(Extracted data entries)
[Start of Attachment]

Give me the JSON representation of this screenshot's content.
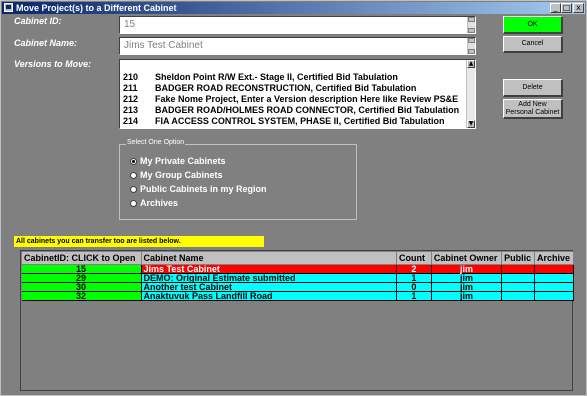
{
  "window": {
    "title": "Move Project(s) to a Different Cabinet",
    "controls": {
      "minimize": "_",
      "maximize": "□",
      "close": "x"
    }
  },
  "form": {
    "cabinet_id_label": "Cabinet ID:",
    "cabinet_id_value": "15",
    "cabinet_name_label": "Cabinet Name:",
    "cabinet_name_value": "Jims Test Cabinet",
    "versions_label": "Versions to Move:"
  },
  "versions": [
    {
      "num": "210",
      "desc": "Sheldon Point R/W Ext.- Stage II,    Certified Bid Tabulation"
    },
    {
      "num": "211",
      "desc": "BADGER ROAD RECONSTRUCTION,    Certified Bid Tabulation"
    },
    {
      "num": "212",
      "desc": "Fake Nome Project,    Enter a Version description Here like Review PS&E"
    },
    {
      "num": "213",
      "desc": "BADGER ROAD/HOLMES ROAD CONNECTOR,    Certified Bid Tabulation"
    },
    {
      "num": "214",
      "desc": "FIA ACCESS CONTROL SYSTEM, PHASE II,    Certified Bid Tabulation"
    }
  ],
  "buttons": {
    "ok": "OK",
    "cancel": "Cancel",
    "delete": "Delete",
    "add_new": "Add New Personal Cabinet"
  },
  "options": {
    "legend": "Select One Option",
    "items": [
      {
        "label": "My Private Cabinets",
        "selected": true
      },
      {
        "label": "My Group Cabinets",
        "selected": false
      },
      {
        "label": "Public Cabinets in my Region",
        "selected": false
      },
      {
        "label": "Archives",
        "selected": false
      }
    ]
  },
  "notice": "All cabinets you can transfer too are listed below.",
  "table": {
    "headers": [
      "CabinetID: CLICK to Open",
      "Cabinet Name",
      "Count",
      "Cabinet Owner",
      "Public",
      "Archive"
    ],
    "rows": [
      {
        "id": "15",
        "name": "Jims Test Cabinet",
        "count": "2",
        "owner": "jim",
        "public": "",
        "archive": "",
        "selected": true
      },
      {
        "id": "29",
        "name": "DEMO: Original Estimate submitted",
        "count": "1",
        "owner": "jim",
        "public": "",
        "archive": "",
        "selected": false
      },
      {
        "id": "30",
        "name": "Another test Cabinet",
        "count": "0",
        "owner": "jim",
        "public": "",
        "archive": "",
        "selected": false
      },
      {
        "id": "32",
        "name": "Anaktuvuk Pass Landfill Road",
        "count": "1",
        "owner": "jim",
        "public": "",
        "archive": "",
        "selected": false
      }
    ]
  },
  "colors": {
    "background": "#808080",
    "title_bar": "#0a246a",
    "ok_button": "#00ff00",
    "selected_row": "#ff0000",
    "normal_row": "#00ffff",
    "id_cell": "#00ff00",
    "notice_bg": "#ffff00"
  }
}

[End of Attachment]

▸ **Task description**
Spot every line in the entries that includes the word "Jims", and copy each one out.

▸ **Task response**
    "cabinet_name_value": "Jims Test Cabinet",
        "name": "Jims Test Cabinet",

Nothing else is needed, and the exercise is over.